Expectations are a funny thing. As humans we are inherently biased and even when we are aware of our biases, they cloud our expectations. Nowhere is this more apparent than in sports. Biases about our favorite teams, favorite players and especially big moments. Score a goal to win the Champions League or a spectacular goal that becomes the latest strike to go viral; people remember it and it colors perceptions of a player’s talent. It’s the exact situation we have with Seattle Sounders forward Jordan Morris. That’s rookie forward Jordan Morris. Except the MLS community doesn’t really see him as rookie. It’s what happens when you score for the US National Team while still playing college soccer and are offered a contract in Germany before signing with Seattle. Unfortunately, all the hype surrounding Morris has led to his rookie season being judged unfairly.
Let’s start with the easiest contribution to quantify: scoring. After his brace in a huge win over the LA Galaxy Sunday, there’s been a bit more attention paid to how well Morris is playing, but not much. It almost seems like this is what was expected of Morris, which is crazy considering only five rookies have scored double-digit goals in MLS. Five! And Jordan Morris is one of them – 12 goals and counting. He also holds the rookie record for most game-winning goals, a record made all the more impressive by the importance of those goals for Seattle’s playoff hopes.
Those game-winning goals are a good example of what’s truly impressive about Morris’ season. The Sounders never intended to be fighting for their playoff lives with Jordan Morris as the team’s leading goal threat. But, out of-nowhere Obafemi Martins left the club. Then Clint Dempsey is ruled out for the season due to a heart condition, and here we are. So now you’ve got a rookie forward being counted on to deliver goals for one of the most followed, most scrutinized teams in American soccer. Don’t count out the “hometown hero” burden either. Alexi Lalas actually suggested Morris would’ve faced less pressure in Europe, free from the weight of being American soccer’s “next big thing” and the expectations of being a local product with the brightest future since DeAndre Yedlin. Taking all this into consideration, it’s remarkable Morris hasn’t wilted physically or mentally. He hasn’t hit the proverbial “rookie wall” we’ve seen crop up time and time again. Instead, we’ve seen him seemingly get stronger as the season goes on – just watch this goal from Sunday again.

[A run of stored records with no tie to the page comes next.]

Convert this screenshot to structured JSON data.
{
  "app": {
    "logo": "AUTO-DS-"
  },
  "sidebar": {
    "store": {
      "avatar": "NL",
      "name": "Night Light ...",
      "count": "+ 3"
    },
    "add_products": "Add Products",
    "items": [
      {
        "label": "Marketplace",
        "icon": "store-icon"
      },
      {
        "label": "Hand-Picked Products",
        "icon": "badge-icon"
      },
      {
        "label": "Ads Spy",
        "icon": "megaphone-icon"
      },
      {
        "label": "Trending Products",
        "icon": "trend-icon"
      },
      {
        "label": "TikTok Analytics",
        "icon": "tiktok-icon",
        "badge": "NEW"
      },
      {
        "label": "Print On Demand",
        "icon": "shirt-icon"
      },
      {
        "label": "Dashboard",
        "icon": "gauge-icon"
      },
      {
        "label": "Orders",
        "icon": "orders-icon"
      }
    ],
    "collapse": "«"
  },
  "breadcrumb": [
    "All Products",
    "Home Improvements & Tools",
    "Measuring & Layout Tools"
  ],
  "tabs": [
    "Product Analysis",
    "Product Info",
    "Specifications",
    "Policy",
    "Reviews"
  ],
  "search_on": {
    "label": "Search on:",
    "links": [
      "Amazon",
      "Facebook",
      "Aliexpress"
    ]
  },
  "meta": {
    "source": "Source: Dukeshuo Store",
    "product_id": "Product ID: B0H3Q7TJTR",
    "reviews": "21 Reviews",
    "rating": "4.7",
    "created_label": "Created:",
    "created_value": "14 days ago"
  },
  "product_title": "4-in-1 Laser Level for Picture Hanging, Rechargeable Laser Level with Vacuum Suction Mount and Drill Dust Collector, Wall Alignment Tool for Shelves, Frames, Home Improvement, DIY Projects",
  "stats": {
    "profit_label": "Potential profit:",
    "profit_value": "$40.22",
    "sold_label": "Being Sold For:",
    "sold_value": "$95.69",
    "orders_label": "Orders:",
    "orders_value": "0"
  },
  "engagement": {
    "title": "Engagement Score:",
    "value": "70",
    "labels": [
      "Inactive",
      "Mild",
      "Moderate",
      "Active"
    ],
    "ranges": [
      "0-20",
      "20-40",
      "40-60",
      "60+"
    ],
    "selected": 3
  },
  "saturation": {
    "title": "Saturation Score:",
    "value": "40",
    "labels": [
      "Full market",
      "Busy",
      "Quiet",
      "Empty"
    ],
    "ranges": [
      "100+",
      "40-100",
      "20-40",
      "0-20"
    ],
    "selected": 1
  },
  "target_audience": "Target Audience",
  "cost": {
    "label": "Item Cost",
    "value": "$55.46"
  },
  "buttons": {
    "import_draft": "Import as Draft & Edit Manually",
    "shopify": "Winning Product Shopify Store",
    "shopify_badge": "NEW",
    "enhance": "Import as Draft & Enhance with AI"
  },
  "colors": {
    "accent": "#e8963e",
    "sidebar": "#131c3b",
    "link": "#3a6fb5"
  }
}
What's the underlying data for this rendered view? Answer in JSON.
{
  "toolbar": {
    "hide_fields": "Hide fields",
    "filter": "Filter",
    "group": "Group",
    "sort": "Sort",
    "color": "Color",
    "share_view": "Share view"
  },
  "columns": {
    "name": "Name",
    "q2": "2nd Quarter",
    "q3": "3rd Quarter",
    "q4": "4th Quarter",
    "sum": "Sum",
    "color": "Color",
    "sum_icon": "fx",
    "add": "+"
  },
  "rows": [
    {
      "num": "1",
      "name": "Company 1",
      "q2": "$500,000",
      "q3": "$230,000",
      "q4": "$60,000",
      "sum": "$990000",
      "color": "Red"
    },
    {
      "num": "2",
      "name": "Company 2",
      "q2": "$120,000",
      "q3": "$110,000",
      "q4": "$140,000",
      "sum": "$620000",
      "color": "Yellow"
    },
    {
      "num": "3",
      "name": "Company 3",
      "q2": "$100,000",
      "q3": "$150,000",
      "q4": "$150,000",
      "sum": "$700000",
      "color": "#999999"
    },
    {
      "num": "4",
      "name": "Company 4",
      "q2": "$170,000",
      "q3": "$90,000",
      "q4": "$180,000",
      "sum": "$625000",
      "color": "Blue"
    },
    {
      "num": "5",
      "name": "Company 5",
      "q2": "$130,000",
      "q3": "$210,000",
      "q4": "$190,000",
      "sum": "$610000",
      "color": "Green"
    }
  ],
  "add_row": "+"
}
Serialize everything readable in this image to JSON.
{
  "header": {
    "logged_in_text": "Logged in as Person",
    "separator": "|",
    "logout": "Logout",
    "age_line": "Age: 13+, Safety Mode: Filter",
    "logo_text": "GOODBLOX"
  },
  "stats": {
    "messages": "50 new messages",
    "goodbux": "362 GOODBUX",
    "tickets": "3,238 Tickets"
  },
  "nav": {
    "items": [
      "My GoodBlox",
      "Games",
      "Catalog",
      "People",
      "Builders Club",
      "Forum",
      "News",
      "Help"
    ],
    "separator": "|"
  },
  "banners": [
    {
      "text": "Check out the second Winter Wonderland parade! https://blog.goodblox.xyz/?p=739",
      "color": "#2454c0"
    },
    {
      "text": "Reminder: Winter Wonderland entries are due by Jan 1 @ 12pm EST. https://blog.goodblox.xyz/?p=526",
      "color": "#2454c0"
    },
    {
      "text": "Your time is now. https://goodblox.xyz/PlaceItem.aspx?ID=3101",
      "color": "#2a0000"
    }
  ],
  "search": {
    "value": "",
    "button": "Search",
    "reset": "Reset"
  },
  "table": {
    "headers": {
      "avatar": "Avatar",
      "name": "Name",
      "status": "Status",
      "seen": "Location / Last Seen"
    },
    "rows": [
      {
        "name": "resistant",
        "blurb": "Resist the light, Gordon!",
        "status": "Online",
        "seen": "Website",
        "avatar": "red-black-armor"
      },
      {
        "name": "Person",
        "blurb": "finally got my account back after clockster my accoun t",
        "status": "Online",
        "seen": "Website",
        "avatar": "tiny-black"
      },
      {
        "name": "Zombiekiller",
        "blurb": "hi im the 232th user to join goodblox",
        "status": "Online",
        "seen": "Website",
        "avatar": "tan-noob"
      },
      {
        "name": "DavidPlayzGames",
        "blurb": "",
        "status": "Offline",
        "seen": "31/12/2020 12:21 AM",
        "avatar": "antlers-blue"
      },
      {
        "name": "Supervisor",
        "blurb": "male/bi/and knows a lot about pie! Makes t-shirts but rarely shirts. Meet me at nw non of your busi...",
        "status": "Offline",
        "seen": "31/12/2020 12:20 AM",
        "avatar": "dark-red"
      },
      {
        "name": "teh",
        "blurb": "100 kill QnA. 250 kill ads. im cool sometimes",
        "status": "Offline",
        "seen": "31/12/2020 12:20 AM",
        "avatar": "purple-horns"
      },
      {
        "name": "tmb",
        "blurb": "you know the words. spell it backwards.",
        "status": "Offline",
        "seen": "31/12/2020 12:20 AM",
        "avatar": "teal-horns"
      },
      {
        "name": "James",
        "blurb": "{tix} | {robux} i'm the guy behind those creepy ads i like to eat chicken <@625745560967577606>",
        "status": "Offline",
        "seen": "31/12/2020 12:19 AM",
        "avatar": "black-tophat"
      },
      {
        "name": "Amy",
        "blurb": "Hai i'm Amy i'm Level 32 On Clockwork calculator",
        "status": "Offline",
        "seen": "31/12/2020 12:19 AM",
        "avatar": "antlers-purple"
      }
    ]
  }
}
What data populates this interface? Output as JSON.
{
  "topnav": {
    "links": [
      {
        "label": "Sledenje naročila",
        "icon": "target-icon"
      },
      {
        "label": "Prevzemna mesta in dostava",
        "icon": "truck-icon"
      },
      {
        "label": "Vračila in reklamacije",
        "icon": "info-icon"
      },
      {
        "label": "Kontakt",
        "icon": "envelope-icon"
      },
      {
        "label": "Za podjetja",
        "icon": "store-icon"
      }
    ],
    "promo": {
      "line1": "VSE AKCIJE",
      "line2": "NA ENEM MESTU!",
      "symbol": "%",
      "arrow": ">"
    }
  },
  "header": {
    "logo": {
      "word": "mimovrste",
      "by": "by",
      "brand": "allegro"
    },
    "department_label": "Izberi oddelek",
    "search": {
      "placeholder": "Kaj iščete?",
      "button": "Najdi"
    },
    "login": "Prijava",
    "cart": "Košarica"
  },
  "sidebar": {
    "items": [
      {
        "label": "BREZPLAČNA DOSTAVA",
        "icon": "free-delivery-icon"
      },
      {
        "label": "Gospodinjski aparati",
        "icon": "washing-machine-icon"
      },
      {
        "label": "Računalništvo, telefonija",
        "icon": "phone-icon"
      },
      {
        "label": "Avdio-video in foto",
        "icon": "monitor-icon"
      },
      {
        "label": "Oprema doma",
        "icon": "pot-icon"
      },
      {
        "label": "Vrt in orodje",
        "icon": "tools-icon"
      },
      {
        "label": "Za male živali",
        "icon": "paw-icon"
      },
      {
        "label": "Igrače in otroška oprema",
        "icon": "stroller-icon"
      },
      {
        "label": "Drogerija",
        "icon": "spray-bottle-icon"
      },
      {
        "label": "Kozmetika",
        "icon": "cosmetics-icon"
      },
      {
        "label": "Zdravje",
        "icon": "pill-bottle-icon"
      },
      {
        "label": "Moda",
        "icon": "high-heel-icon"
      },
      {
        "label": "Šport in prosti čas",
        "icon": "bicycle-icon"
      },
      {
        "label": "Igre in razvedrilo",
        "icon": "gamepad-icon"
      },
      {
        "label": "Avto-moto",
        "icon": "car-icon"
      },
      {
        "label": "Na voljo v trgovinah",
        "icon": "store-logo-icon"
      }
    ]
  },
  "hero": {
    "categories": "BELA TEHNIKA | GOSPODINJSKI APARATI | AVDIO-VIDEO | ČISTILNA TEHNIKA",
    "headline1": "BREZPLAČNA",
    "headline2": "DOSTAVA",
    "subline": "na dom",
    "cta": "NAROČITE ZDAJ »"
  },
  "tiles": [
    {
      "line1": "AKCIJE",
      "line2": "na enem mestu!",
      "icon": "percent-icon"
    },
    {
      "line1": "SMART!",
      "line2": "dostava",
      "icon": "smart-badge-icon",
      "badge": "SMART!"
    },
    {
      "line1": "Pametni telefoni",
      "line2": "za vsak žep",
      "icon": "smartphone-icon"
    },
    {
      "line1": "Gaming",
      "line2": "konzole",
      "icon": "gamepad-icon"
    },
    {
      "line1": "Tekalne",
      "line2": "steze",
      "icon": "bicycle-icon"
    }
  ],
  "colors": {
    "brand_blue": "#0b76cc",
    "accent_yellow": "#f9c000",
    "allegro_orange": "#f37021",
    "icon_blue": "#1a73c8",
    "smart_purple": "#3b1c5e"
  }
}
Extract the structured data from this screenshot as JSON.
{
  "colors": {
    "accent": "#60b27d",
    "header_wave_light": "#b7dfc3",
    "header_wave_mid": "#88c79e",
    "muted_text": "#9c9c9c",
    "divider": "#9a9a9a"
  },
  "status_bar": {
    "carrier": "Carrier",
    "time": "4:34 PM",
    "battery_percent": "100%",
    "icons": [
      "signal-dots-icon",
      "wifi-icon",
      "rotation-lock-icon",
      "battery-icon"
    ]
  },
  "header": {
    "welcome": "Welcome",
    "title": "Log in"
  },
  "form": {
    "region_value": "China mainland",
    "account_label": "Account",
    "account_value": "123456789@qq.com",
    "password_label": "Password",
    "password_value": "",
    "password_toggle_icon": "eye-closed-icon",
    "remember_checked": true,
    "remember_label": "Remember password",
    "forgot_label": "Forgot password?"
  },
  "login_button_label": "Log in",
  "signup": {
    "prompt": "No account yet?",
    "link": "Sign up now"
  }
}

Speed, power, finesse, and calm on the finish, that’s the goal of a player at his peak, not one grinding through the stretch run of his first year as pro.
So let’s appreciate Morris’ season and just how good he’s been. Yes, he’s good, and yes, we should hold him to a high standard over the course of his career, but that high standard only exists now because of how good his first season as a pro has been. This isn’t intended as a “Jordan Morris for rookie of the year!” puff piece. But after the season he’s had, I know who I’m voting for.